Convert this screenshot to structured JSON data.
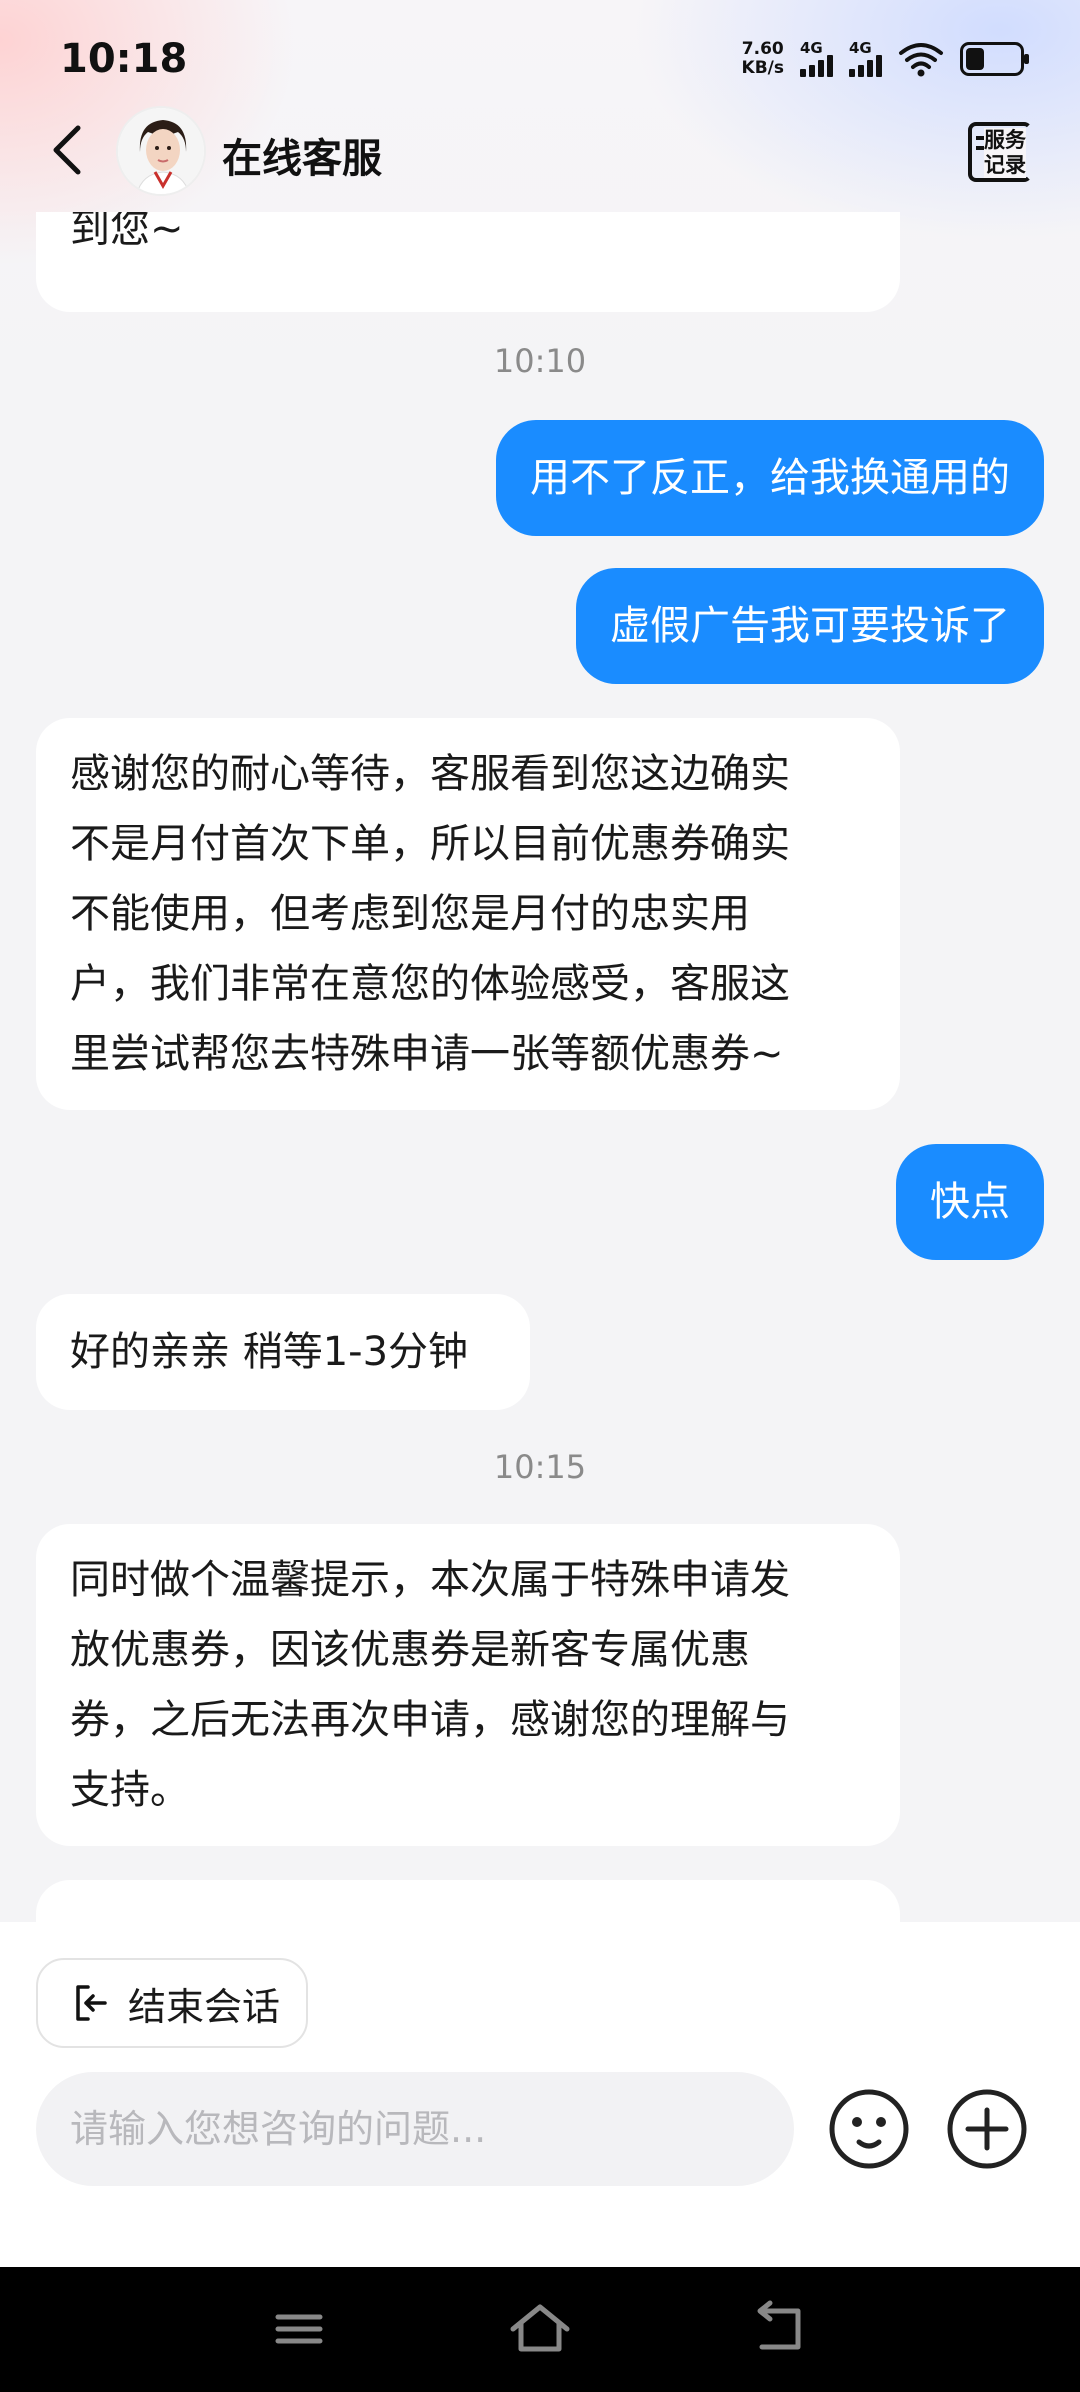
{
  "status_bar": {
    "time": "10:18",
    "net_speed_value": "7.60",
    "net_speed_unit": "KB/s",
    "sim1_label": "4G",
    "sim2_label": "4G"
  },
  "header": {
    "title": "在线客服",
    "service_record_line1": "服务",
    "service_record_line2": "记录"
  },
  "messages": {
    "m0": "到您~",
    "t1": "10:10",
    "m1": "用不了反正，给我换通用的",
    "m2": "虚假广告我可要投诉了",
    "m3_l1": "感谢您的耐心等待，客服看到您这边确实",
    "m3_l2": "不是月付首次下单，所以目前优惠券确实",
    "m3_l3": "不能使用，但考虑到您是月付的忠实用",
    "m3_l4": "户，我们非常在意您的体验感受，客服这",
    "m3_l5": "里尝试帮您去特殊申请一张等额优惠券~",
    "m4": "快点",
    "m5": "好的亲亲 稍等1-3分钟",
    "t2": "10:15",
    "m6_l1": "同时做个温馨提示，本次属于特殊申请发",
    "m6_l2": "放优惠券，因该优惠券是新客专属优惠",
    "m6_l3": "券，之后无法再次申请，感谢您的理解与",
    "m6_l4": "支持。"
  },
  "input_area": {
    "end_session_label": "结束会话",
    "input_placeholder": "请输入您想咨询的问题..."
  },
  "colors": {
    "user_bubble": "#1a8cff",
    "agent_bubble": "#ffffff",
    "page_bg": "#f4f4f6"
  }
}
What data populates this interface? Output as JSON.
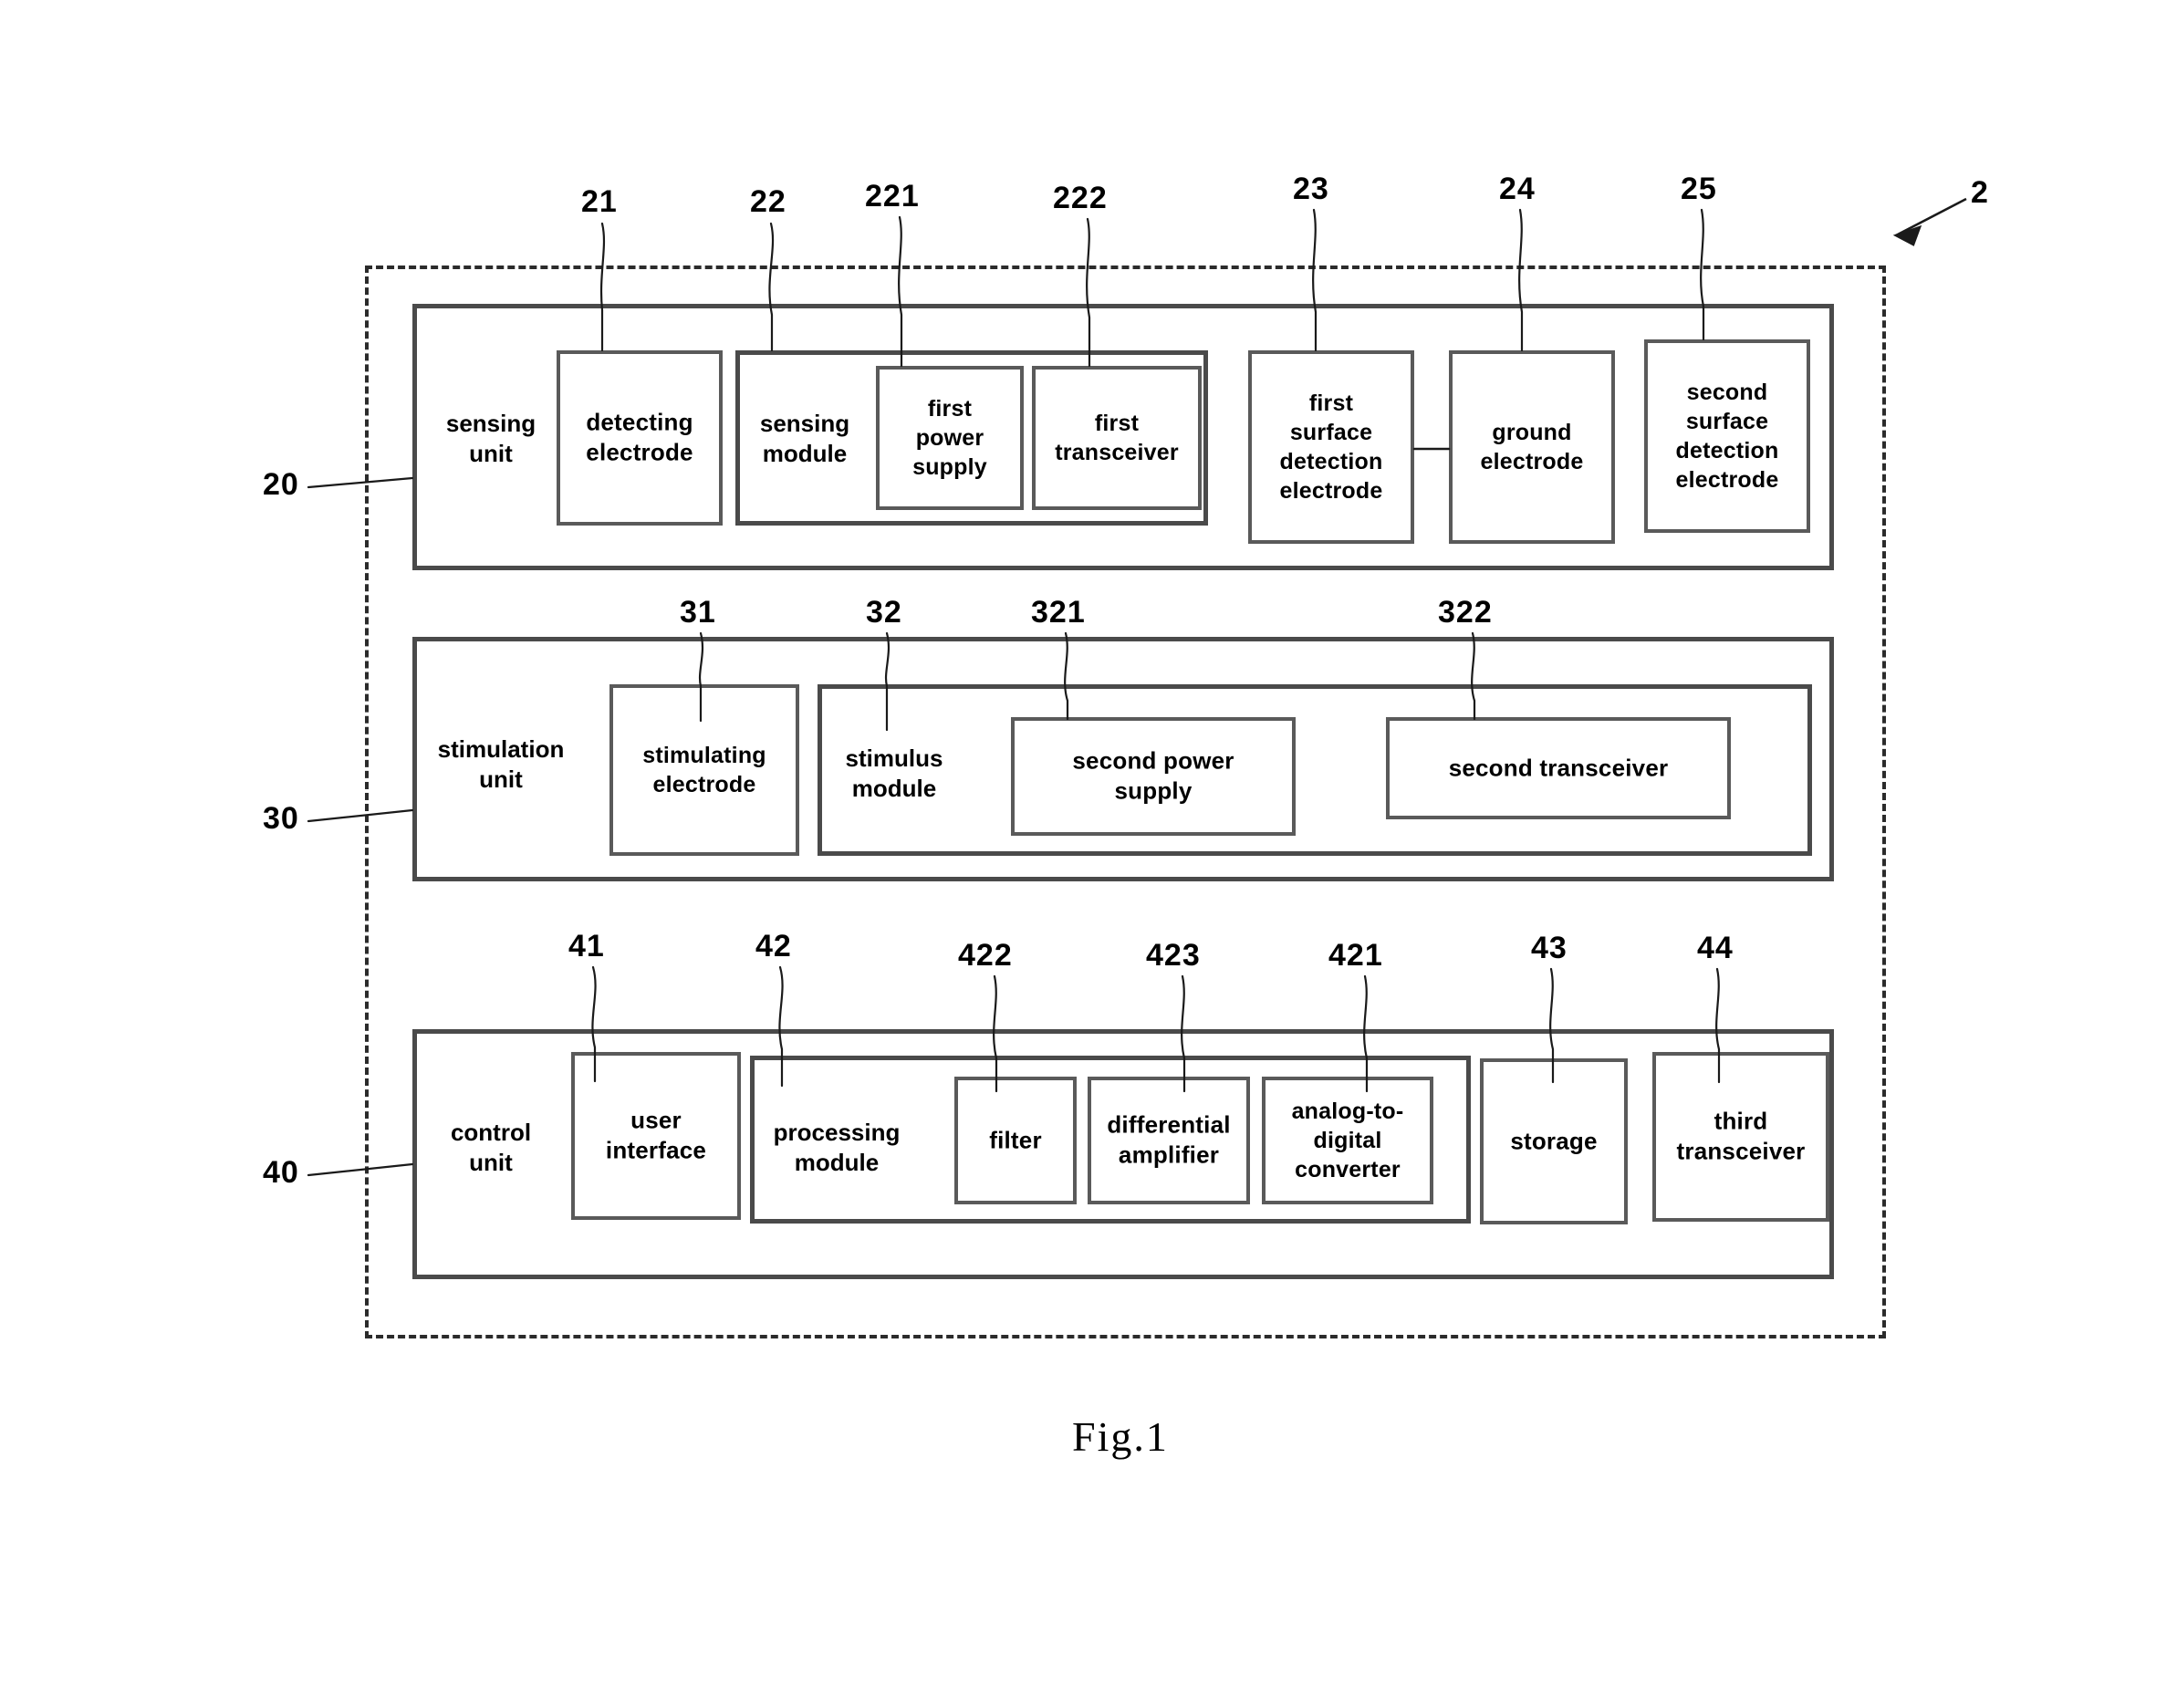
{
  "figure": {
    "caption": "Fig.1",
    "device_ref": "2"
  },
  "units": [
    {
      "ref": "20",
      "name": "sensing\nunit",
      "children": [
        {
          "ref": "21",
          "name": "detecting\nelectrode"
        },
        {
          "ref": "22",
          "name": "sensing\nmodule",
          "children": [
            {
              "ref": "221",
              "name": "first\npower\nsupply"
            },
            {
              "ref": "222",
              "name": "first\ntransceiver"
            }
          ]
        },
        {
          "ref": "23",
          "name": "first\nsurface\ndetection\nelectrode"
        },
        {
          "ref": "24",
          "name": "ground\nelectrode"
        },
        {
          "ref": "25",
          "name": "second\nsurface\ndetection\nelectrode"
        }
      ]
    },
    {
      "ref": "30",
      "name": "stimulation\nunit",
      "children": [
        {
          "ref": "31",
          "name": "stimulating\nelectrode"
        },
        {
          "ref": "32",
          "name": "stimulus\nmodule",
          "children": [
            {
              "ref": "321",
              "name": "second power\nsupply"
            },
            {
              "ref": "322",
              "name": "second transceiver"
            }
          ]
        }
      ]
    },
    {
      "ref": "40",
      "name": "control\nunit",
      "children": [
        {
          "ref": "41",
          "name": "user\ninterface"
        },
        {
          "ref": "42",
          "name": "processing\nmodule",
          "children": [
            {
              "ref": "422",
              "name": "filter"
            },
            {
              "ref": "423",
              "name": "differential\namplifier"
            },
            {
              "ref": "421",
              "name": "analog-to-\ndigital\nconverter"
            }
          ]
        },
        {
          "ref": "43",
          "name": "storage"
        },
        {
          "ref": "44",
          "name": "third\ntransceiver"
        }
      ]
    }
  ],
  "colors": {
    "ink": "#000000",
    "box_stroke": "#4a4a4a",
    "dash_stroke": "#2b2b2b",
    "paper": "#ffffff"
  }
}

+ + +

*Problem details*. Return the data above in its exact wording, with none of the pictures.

*Expected answer*.
Convert this screenshot to structured JSON data.
{
  "status_bar": {
    "time": "10:18",
    "net_speed_value": "7.60",
    "net_speed_unit": "KB/s",
    "sim1_label": "4G",
    "sim2_label": "4G"
  },
  "header": {
    "title": "在线客服",
    "service_record_line1": "服务",
    "service_record_line2": "记录"
  },
  "messages": {
    "m0": "到您~",
    "t1": "10:10",
    "m1": "用不了反正，给我换通用的",
    "m2": "虚假广告我可要投诉了",
    "m3_l1": "感谢您的耐心等待，客服看到您这边确实",
    "m3_l2": "不是月付首次下单，所以目前优惠券确实",
    "m3_l3": "不能使用，但考虑到您是月付的忠实用",
    "m3_l4": "户，我们非常在意您的体验感受，客服这",
    "m3_l5": "里尝试帮您去特殊申请一张等额优惠券~",
    "m4": "快点",
    "m5": "好的亲亲 稍等1-3分钟",
    "t2": "10:15",
    "m6_l1": "同时做个温馨提示，本次属于特殊申请发",
    "m6_l2": "放优惠券，因该优惠券是新客专属优惠",
    "m6_l3": "券，之后无法再次申请，感谢您的理解与",
    "m6_l4": "支持。"
  },
  "input_area": {
    "end_session_label": "结束会话",
    "input_placeholder": "请输入您想咨询的问题..."
  },
  "colors": {
    "user_bubble": "#1a8cff",
    "agent_bubble": "#ffffff",
    "page_bg": "#f4f4f6"
  }
}
What data populates this interface? Output as JSON.
{
  "figure": {
    "caption": "Fig.1",
    "device_ref": "2"
  },
  "units": [
    {
      "ref": "20",
      "name": "sensing\nunit",
      "children": [
        {
          "ref": "21",
          "name": "detecting\nelectrode"
        },
        {
          "ref": "22",
          "name": "sensing\nmodule",
          "children": [
            {
              "ref": "221",
              "name": "first\npower\nsupply"
            },
            {
              "ref": "222",
              "name": "first\ntransceiver"
            }
          ]
        },
        {
          "ref": "23",
          "name": "first\nsurface\ndetection\nelectrode"
        },
        {
          "ref": "24",
          "name": "ground\nelectrode"
        },
        {
          "ref": "25",
          "name": "second\nsurface\ndetection\nelectrode"
        }
      ]
    },
    {
      "ref": "30",
      "name": "stimulation\nunit",
      "children": [
        {
          "ref": "31",
          "name": "stimulating\nelectrode"
        },
        {
          "ref": "32",
          "name": "stimulus\nmodule",
          "children": [
            {
              "ref": "321",
              "name": "second power\nsupply"
            },
            {
              "ref": "322",
              "name": "second transceiver"
            }
          ]
        }
      ]
    },
    {
      "ref": "40",
      "name": "control\nunit",
      "children": [
        {
          "ref": "41",
          "name": "user\ninterface"
        },
        {
          "ref": "42",
          "name": "processing\nmodule",
          "children": [
            {
              "ref": "422",
              "name": "filter"
            },
            {
              "ref": "423",
              "name": "differential\namplifier"
            },
            {
              "ref": "421",
              "name": "analog-to-\ndigital\nconverter"
            }
          ]
        },
        {
          "ref": "43",
          "name": "storage"
        },
        {
          "ref": "44",
          "name": "third\ntransceiver"
        }
      ]
    }
  ],
  "colors": {
    "ink": "#000000",
    "box_stroke": "#4a4a4a",
    "dash_stroke": "#2b2b2b",
    "paper": "#ffffff"
  }
}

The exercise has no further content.